[Items from an interface collection]
┄┄┄┄┄┄

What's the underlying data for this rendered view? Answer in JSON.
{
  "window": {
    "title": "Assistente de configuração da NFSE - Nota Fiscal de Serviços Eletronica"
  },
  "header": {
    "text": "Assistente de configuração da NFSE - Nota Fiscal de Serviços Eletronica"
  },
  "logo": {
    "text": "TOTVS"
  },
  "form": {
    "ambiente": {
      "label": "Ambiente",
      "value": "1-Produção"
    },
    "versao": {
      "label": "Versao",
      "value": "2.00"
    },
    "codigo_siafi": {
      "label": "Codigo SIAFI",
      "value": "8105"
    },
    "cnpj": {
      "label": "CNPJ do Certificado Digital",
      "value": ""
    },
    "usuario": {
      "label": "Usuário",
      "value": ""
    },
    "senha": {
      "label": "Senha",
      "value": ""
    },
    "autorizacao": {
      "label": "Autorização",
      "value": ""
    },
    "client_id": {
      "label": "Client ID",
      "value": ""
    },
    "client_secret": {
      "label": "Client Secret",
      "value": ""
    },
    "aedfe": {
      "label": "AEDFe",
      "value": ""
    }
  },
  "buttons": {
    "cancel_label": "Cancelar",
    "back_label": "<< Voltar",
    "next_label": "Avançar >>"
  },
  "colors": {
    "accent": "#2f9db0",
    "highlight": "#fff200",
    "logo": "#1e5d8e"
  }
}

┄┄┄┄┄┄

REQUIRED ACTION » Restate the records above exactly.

YOUR RESPONSE »
What's the underlying data for this rendered view? Answer in JSON.
{
  "window": {
    "title": "Assistente de configuração da NFSE - Nota Fiscal de Serviços Eletronica"
  },
  "header": {
    "text": "Assistente de configuração da NFSE - Nota Fiscal de Serviços Eletronica"
  },
  "logo": {
    "text": "TOTVS"
  },
  "form": {
    "ambiente": {
      "label": "Ambiente",
      "value": "1-Produção"
    },
    "versao": {
      "label": "Versao",
      "value": "2.00"
    },
    "codigo_siafi": {
      "label": "Codigo SIAFI",
      "value": "8105"
    },
    "cnpj": {
      "label": "CNPJ do Certificado Digital",
      "value": ""
    },
    "usuario": {
      "label": "Usuário",
      "value": ""
    },
    "senha": {
      "label": "Senha",
      "value": ""
    },
    "autorizacao": {
      "label": "Autorização",
      "value": ""
    },
    "client_id": {
      "label": "Client ID",
      "value": ""
    },
    "client_secret": {
      "label": "Client Secret",
      "value": ""
    },
    "aedfe": {
      "label": "AEDFe",
      "value": ""
    }
  },
  "buttons": {
    "cancel_label": "Cancelar",
    "back_label": "<< Voltar",
    "next_label": "Avançar >>"
  },
  "colors": {
    "accent": "#2f9db0",
    "highlight": "#fff200",
    "logo": "#1e5d8e"
  }
}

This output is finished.